EXERCISE
Using the entries that follow, give only the number of lines with the word "title" in them.

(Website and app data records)
━━━━━━━━

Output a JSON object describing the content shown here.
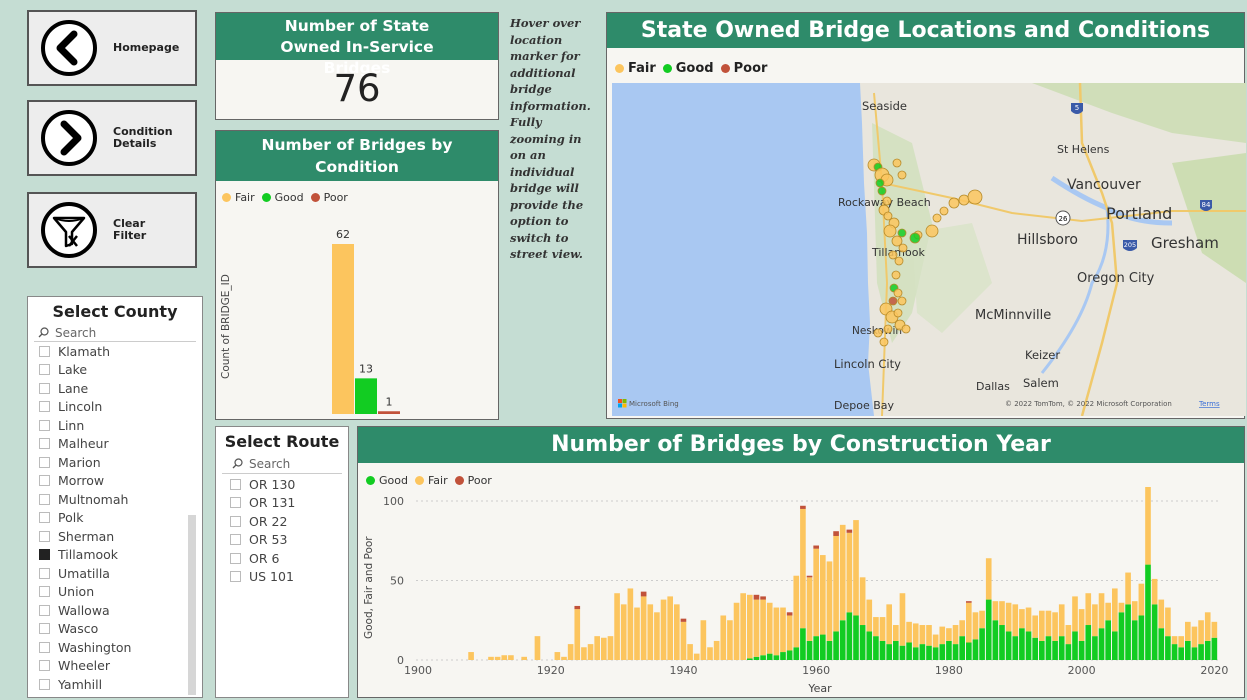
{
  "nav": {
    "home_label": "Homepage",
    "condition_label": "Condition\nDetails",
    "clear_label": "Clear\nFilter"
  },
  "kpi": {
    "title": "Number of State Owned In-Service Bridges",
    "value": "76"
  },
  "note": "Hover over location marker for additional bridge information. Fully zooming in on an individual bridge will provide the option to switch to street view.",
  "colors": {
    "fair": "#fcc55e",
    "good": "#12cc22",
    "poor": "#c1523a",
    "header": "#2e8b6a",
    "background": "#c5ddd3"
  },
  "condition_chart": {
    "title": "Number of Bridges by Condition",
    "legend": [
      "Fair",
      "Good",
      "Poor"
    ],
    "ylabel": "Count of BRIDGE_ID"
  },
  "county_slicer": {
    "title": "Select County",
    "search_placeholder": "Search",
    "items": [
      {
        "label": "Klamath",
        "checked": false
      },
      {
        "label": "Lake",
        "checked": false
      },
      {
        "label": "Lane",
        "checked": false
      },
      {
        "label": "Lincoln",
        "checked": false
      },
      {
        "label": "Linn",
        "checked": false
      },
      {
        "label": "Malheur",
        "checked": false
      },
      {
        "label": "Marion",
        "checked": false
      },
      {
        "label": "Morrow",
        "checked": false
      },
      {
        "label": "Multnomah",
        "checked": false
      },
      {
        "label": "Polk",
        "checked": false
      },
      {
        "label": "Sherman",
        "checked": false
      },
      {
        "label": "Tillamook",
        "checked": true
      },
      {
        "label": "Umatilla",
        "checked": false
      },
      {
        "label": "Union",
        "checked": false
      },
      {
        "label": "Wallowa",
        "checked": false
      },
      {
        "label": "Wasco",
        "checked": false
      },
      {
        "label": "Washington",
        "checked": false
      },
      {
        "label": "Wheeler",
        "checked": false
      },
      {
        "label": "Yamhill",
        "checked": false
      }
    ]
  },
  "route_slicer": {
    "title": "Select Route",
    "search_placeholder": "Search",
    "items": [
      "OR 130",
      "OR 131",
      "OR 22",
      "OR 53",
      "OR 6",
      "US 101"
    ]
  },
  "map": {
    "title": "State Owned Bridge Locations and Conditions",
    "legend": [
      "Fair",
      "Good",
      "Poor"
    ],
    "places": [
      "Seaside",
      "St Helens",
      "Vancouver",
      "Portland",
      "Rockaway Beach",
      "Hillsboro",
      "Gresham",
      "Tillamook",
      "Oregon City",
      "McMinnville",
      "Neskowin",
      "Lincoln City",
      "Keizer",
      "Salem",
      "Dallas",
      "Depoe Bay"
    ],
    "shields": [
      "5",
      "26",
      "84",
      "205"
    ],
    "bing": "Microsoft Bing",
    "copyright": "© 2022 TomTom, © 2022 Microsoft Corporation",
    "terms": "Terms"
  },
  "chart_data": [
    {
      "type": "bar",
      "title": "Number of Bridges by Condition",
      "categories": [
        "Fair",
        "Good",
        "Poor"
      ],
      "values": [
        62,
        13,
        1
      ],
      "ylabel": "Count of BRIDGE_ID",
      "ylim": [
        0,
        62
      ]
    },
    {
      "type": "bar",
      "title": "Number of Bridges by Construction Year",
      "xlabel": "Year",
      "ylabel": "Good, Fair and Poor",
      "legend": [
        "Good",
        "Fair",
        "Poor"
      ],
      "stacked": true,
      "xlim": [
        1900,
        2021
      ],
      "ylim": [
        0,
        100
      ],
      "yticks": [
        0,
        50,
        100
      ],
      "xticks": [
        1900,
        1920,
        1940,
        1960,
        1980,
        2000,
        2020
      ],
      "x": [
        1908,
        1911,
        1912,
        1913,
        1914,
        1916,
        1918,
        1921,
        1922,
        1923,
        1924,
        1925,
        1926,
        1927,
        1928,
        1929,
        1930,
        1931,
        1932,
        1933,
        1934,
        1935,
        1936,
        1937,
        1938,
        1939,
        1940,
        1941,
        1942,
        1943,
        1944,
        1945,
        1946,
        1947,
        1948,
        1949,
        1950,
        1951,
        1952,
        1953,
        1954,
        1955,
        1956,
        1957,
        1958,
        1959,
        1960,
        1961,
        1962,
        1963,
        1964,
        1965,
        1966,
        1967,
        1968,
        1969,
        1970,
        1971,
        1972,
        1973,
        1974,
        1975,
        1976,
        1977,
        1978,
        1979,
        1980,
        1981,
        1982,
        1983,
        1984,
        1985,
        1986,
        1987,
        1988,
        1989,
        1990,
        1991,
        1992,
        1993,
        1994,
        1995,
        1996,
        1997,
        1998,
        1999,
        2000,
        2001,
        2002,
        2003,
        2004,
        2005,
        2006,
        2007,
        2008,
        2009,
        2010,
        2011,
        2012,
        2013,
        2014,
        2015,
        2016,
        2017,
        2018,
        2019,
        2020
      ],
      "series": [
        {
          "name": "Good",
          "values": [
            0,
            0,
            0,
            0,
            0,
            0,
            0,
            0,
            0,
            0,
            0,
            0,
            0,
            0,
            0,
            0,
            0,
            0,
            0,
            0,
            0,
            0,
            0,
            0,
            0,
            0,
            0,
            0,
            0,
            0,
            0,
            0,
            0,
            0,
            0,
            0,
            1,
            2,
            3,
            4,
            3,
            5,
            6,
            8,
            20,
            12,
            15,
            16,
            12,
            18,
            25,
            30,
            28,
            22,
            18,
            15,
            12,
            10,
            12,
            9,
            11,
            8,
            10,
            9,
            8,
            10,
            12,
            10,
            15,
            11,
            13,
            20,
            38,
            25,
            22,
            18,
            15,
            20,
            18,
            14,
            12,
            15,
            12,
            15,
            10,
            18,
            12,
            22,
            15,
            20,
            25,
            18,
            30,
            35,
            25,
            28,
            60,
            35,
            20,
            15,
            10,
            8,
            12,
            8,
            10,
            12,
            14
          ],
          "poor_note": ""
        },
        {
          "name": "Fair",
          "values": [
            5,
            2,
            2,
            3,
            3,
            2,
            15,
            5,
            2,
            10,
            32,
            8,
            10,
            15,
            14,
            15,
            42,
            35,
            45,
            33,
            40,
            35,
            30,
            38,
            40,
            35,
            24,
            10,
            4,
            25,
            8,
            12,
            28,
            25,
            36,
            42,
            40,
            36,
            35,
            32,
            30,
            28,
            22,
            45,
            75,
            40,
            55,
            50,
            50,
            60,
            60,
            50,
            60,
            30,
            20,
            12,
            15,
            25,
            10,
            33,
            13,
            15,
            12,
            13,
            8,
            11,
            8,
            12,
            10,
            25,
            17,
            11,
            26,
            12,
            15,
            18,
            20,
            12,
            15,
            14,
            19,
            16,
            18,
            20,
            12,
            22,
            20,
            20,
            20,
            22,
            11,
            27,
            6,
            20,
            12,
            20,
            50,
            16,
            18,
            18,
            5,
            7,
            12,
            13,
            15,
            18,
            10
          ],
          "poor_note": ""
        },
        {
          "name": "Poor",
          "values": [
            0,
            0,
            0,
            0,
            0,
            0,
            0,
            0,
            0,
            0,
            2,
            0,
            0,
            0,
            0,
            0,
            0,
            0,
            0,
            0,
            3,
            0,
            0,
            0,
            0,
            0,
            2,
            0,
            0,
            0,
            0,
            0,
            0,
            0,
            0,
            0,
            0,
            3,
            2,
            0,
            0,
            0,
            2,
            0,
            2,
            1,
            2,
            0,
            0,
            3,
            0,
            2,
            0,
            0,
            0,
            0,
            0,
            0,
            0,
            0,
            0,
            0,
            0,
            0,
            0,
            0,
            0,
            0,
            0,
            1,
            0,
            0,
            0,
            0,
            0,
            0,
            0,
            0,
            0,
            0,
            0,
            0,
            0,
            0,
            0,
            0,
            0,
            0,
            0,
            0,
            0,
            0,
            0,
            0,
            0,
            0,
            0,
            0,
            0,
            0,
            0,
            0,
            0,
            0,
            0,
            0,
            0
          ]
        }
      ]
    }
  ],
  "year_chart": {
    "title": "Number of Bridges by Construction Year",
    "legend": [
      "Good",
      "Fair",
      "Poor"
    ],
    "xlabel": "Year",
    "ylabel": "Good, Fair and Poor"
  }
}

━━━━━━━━

RESPONSE TO THE EXERCISE
8